When nobody else wanted to or could not do the long distance events, she stepped in and filled the void for the team. She is a force to be reckoned with when she practices and will be a continued addition of stability to the swim team.
For Melissa Bardowell, 20, a sophomore majoring in computer information systems, this was a necessary step to help better her team.
A native of Kingston, Jamaica, Bardowell has always been encouraged to do her best while maintaining a positive balance in her life.
Her typical day is an early practice session at the pool at 5.30 a.m. She then has classes from eight until noon, eats lunch, takes a short nap, returns to school for practice from 3-6 p.m. and finally, goes home to do her classwork and prepare for the next day.
“Being from a strict family, I had to have my priorities straight, so I know how to manage my time,” Bardowell said.

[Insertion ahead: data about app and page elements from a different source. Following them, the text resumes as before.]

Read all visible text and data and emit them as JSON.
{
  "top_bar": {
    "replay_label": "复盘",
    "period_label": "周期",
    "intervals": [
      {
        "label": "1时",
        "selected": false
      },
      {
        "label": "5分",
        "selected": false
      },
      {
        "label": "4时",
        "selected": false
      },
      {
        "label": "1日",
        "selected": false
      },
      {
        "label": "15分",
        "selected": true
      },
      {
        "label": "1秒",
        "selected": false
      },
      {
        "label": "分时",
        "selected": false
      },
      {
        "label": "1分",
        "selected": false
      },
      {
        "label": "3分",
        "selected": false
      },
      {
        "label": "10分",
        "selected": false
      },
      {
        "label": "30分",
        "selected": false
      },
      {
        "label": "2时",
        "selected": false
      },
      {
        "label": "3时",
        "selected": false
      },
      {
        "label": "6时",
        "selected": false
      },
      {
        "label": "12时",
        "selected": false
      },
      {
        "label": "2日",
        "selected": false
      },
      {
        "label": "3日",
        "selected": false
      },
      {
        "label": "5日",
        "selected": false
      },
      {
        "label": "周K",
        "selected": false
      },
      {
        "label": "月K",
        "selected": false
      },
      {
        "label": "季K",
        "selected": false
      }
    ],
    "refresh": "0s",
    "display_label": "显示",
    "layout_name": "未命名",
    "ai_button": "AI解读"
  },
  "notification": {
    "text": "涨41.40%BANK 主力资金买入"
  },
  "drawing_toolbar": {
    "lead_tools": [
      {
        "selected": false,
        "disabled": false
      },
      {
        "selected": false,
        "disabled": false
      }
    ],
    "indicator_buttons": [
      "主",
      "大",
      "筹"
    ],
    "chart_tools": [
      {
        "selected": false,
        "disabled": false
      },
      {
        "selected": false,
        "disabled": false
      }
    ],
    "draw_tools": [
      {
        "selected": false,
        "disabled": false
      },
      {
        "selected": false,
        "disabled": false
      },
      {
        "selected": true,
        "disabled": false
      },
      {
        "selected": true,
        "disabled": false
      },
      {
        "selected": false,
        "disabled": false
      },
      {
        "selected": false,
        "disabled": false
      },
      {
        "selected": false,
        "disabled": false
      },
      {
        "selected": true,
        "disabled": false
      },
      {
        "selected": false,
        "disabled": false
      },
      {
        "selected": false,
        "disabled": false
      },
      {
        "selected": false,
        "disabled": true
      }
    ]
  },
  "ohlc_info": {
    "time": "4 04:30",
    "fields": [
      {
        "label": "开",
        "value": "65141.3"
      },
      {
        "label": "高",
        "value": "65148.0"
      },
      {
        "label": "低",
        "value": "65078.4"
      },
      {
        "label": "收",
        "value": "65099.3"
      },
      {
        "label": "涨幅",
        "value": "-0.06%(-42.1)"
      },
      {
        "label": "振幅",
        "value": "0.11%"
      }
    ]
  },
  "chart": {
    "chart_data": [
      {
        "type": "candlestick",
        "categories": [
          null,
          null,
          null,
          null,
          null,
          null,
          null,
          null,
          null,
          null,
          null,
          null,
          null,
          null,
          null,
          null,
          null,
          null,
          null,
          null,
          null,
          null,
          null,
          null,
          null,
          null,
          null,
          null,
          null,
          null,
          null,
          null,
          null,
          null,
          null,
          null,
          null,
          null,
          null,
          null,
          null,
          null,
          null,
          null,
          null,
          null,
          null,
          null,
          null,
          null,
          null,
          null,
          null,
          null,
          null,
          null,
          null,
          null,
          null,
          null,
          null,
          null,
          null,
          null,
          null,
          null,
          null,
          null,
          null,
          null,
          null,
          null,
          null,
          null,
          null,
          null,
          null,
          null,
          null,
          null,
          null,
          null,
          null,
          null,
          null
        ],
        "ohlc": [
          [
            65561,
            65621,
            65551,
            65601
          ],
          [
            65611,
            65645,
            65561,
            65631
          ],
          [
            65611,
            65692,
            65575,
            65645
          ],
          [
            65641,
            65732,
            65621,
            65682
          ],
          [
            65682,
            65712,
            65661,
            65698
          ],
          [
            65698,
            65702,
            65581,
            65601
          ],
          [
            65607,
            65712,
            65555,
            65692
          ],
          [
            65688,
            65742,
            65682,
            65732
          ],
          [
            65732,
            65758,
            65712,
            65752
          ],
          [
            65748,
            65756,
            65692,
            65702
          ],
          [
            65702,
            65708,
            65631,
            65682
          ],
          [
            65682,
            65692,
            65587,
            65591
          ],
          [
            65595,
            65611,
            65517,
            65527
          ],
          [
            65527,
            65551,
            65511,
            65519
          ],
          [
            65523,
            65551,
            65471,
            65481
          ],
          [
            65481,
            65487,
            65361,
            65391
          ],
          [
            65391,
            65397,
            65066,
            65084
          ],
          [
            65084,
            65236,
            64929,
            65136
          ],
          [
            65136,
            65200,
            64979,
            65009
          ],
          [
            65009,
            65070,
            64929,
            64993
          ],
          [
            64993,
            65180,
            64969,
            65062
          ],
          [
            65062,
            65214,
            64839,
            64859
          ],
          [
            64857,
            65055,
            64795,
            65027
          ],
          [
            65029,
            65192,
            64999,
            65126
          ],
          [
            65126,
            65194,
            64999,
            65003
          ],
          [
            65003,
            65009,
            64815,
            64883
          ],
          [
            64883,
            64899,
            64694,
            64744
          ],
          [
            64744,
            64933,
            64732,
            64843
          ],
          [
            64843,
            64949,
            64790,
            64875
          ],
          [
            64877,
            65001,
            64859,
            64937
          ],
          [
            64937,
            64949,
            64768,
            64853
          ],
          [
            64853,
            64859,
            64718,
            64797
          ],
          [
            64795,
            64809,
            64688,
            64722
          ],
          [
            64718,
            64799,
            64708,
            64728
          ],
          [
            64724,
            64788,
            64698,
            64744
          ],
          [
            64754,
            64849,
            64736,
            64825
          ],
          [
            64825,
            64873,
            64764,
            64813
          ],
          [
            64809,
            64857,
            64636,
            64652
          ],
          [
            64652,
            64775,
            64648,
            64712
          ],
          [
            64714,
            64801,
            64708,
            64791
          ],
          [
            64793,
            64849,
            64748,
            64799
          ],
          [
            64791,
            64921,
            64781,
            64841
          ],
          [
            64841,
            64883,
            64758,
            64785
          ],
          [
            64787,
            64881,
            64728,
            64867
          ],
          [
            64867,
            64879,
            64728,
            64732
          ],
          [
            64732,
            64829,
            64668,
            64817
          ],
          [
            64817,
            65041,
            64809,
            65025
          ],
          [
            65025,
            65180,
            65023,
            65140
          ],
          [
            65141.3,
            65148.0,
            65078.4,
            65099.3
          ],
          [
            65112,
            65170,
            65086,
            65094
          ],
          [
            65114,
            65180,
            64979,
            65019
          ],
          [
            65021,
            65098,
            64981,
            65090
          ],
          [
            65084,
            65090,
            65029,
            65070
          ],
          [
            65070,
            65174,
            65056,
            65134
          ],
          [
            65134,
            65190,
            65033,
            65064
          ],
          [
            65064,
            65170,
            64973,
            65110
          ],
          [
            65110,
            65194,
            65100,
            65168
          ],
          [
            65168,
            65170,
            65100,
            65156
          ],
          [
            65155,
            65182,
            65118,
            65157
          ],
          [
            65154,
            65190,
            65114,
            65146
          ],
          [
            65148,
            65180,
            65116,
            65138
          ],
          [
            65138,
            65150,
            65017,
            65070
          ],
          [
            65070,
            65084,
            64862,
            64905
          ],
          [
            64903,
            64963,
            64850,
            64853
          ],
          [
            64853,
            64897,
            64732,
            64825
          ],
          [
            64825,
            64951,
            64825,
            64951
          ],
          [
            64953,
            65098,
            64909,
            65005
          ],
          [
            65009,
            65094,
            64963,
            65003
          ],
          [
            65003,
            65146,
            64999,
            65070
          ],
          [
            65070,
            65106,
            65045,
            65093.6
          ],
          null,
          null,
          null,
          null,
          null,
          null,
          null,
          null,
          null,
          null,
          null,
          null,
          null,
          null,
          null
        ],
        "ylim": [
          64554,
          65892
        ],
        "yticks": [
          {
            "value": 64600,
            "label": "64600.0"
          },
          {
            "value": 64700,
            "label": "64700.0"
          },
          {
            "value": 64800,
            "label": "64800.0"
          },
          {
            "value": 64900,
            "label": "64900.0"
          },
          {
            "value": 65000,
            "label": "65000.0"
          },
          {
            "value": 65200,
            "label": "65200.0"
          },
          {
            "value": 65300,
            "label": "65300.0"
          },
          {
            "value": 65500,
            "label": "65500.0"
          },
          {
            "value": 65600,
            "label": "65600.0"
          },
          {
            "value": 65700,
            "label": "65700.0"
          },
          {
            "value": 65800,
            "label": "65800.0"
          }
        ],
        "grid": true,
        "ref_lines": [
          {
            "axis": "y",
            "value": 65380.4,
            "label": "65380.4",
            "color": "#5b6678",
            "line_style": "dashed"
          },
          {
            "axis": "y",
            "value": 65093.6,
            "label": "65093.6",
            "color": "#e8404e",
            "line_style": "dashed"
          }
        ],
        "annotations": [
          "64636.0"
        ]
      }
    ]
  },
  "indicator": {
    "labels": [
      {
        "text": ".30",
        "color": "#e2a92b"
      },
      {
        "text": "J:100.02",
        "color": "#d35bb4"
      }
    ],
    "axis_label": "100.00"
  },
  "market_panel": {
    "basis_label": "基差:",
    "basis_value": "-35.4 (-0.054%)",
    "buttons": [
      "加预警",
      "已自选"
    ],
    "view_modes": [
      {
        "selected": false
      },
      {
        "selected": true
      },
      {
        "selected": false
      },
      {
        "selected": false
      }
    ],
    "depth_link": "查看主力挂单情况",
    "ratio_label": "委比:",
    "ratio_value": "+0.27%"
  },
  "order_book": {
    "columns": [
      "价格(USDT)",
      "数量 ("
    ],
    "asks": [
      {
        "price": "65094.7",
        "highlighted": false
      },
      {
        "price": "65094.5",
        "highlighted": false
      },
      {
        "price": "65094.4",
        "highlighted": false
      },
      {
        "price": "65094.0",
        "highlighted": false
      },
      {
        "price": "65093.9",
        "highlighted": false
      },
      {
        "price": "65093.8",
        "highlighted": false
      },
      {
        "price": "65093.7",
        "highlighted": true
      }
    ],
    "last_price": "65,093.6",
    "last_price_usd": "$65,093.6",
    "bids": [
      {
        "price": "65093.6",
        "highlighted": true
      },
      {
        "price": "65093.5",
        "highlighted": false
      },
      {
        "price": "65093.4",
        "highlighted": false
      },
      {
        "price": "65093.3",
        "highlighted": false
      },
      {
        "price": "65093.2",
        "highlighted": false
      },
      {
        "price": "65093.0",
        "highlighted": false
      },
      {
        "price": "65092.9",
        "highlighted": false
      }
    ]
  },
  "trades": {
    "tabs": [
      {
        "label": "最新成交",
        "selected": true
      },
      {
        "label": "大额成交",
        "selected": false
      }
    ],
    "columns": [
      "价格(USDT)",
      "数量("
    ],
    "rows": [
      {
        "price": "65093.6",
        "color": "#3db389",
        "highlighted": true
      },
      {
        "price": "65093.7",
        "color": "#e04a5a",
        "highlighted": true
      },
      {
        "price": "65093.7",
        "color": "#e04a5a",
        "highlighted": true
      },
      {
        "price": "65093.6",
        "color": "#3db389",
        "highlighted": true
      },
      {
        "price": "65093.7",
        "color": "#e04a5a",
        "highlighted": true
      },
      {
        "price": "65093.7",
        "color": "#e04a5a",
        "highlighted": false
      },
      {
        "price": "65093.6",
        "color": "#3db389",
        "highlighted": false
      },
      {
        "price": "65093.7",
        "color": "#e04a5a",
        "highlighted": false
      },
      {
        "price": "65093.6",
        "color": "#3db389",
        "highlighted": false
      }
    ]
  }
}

The distance swimmer has set several goals for the upcoming season. She plans to better her times for meets, contribute to helping her team win the Northeastern Conference and become more dominant in her events.
However, her main goal is to qualify for the 2004 Jamaica swimming and diving Olympic team, either as a single swimmer or as a relay member.
“Her work ethic is exceptional at practice. She comes every day to practice and she always tries to get better,” said second-year coach Mark Howell.
Bardowell believes she has room for improvement and shows modesty about being one of the shining stars of the swim team.
“My performance last year was average, but it’s in the past now and I’m looking toward the future.”The sophomore swimmer’s positive attitude has also been an inspiration to many of her teammates.”She gives off such a positive energy in the pool,” swimmer Jarlyn Johnson said. “She’s like an Energizer bunny. She may be tired and hurting but she still tries to do her best. A lot of us look up to her for the dedication.”
Bardowell believes Howell is one of the reasons for her non-stop attitude.
“[Howell] has done a lot for us. Things we didn’t think possible, he told us we could get it done. He has always given us encouragement to do better and we really appreciate it.”
With her determination and dedication towards the sport, coaches said Bardowell could only move forward.”Melissa is going to do very well,” Howell said. “She was adapting to the athlete’s life in college, but she has matured over the last year. In preparing for the season, she has been training during the summer. Her times will definitely improve, and I firmly believe she will pass whatever goals she has set for herself.”
Melissa Bridgewater, 21, is a junior public relations student from Nassau, Bahamas. She can be reached at firstname.lastname@example.org<